Ok, so here's my full implementation for comparison with the javascript:

: window ( seq start window-width -- subseq )
    [ 1+ head ] dip short tail* ; 

: map-i ( seq quot: ( seq i -- elt ) -- seq' )
    [ dup length ] dip with map ; inline

: map-window ( seq window-width quot -- seq )
    '[ _ window @ ] map-i ; inline

: sma ( seq period -- seq' ) 
    [ mean ] map-window ;

To my eyes the factor implementation is quite a bit more complex than the javascript one, at least consumed in its entirety. This might be because the concept of a for-loop is deeply engrained in my brain whereas the Factor implementation invents both map-i and map-window to build sma.

However the individual parts of the factor implementation are both generic and composable, and once you know what each bit does the whole thing pretty elegantly describes itself.

A big advantage to all this abstraction is that when you discover an implementation pattern occuring more than once, the chances are that the pattern is already factored out to some extent and is ripe for reuse with very little modification. I find this makes refactoring quicker and easier than with python and keeps the codebase relatively lean. This in turn means that the codebase doesn't drag as much as it gets bigger. The tradeoff is that I spend more time upfront finding and creating abstractions in the first place.

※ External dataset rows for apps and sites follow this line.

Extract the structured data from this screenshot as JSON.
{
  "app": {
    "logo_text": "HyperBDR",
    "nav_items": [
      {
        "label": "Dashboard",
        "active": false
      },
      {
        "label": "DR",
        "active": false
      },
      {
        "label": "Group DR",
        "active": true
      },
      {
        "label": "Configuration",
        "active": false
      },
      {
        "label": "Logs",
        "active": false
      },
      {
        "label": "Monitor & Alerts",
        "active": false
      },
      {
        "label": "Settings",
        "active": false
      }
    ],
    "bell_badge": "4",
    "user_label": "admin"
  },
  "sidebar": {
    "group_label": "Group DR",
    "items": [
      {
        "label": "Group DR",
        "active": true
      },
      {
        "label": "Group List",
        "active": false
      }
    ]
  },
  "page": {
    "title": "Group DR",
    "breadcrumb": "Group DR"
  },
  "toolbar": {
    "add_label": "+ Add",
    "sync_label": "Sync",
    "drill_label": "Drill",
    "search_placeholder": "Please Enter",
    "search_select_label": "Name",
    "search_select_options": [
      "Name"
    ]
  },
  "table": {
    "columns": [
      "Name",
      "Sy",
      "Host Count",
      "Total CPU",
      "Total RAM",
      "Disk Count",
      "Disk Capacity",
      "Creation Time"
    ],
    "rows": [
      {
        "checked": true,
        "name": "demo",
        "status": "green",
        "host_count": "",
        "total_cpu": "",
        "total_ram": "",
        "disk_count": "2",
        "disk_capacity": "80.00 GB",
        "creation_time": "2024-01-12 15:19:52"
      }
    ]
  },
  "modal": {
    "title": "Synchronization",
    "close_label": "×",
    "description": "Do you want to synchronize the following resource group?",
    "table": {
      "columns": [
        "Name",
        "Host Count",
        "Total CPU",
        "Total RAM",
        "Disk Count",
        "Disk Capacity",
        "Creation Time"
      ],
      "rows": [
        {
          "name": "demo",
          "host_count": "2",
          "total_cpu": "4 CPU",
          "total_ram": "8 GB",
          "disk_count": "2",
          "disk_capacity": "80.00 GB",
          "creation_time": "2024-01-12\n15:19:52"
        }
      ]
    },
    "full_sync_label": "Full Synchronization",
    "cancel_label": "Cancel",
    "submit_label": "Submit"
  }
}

Of course if the right abstractions already exist then coding performance is improved dramatically. e.g. if map-window had already existied then sma would have been a slam dunk. I'd assume that as the factor library improves the likelyhood of this happening will increase, maybe at the expense of more time required to learn the core vocabularies. Programming in factor is already more about the libraries than the native language and I'd imagine this trend will continue, especially when you consider that in a lot of cases the libraries implement the core language.

Aside: I was surprised to discover last year that genuinely new and important stack language abstractions like 'fry' and the cleave/spread combinators were only just being conceived, despite Factor being quite a few years old and stack languages in general being many decades old. When you consider that very few languages actually 'invent' new features this makes Factor quite an interesting language in itself. Also interesting is that apart from a small bootstrapping core, the factor language is actually implemented in libraries meaning that anybody can build and experiment with new language constructs.

Anyway I'm diverging from the subject so I ought to sum up. The takeaway is: Whereas other languages provide the ability to create good abstractions, Factor pretty much forces you to create good abstractions because it is so bloody difficult to write any code without them.


Update: During writing this post I realised that what I'm doing with map-window is actually very similar to an abstraction in the factor library called <clumps> which constructs a virtual array of overlapping subsequences. That's the nature of factor programming: you keep finding that somebody else has built a similar abstraction to yours and it would have saved you a ton of time if only you'd realised!

  • Factor actually has support for efficient lexical local variables via the 'locals' vocabulary (library), which is a pretty impressive feat. However I only tend to use this when the problem I'm solving doesn't factor well (or sometimes temporarily out of desperation when I can't come up with the right abstraction).